Funding for Rehab to be increased by €2m a year
Government was warned disability service faced closure if increased funding not agreed
People with disabilities gather outside Leinster House on Tuesday ahead of final talks with the Minister for Health, Simon Harris, to save RehabCare. Photograph: Justin Farrelly
The Government has agreed to increase funding for the Rehab Group, which provides services for people with intellectual and physical disabilities, by €2 million per year.
It comes after warnings were issued by the group’s chief executive, Mo Flynn, that it faced closure if increased levels of funding were not approved.
This raised the prospect of the State being forced to find a way to provide services to the more than 3,000 adults and children who are Rehab Group service users.
Welcoming the news, Ms Flynn said it will “come as an enormous relief to the people in our services, their families, and our dedicated staff who have worked so hard to campaign for the continuation of their services”.
The agreement was reached following talks between the Rehab Group, its board of directors, Minister for Health Simon Harris and Minister of State with responsibility for disabilities Finian McGrath.
Speaking on Tuesday afternoon before the announcement, Ms Flynn criticised the State and its agencies for “ignoring” the difficulties facing the disability sector. “It’s time that people woke up and realised that if the disability sector isn’t here, there are going to be many thousands of people in this country who will be without services, and the State depends totally on the independent voluntary sector to deliver those services for them.”

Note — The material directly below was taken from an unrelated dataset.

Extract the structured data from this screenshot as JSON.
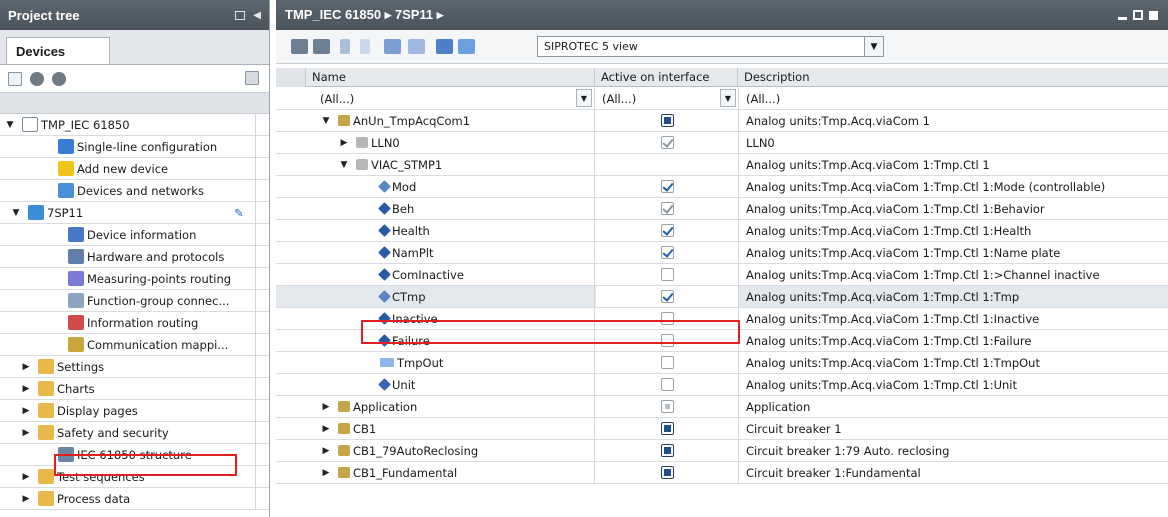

She said the costs of compliance for the sector had risen since the introduction of the Health Information and Quality Authority, while levels of payment from the HSE for services the Rehab Group had taken over during the staff-hiring moratorium were too low. Meanwhile, insurance premiums for the sector were also on the rise, she said, with the organisation paying €700,000 a year this year for cover, compared to about €200,000 in 2016.

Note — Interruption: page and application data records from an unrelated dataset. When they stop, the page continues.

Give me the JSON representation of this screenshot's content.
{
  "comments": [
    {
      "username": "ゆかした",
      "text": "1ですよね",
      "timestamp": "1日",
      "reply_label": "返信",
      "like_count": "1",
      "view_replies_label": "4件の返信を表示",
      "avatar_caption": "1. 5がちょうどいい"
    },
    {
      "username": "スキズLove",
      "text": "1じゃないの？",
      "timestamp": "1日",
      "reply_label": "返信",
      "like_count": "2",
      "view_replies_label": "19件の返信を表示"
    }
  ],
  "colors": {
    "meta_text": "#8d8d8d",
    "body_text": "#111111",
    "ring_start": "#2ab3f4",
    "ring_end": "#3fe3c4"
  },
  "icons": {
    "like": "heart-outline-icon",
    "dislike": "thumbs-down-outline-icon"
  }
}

These combined pressures had left Rehab Group struggling to survive.
Service users and their families gathered outside the Dáil on Tuesday in advance of a meeting with TDs. Tommy Quille, who lives in his own apartment in Limerick with the support of Rehab Care staff, said the closure of services would have a massive impact on his life.

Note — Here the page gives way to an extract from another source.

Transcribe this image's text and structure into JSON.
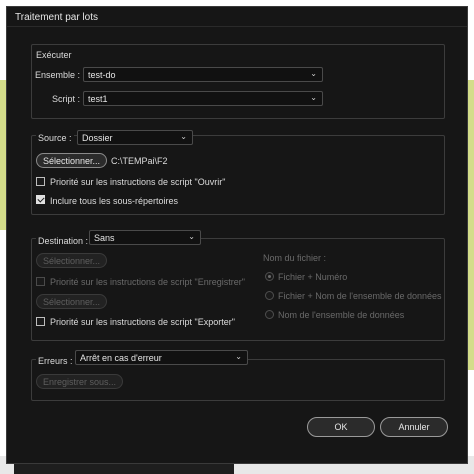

“I like living on my own. I would be very upset if anything should happen to RehabCare – it’s a vital service to me. Without it, I would probably end up in a nursing home, and I certainly don’t want that.”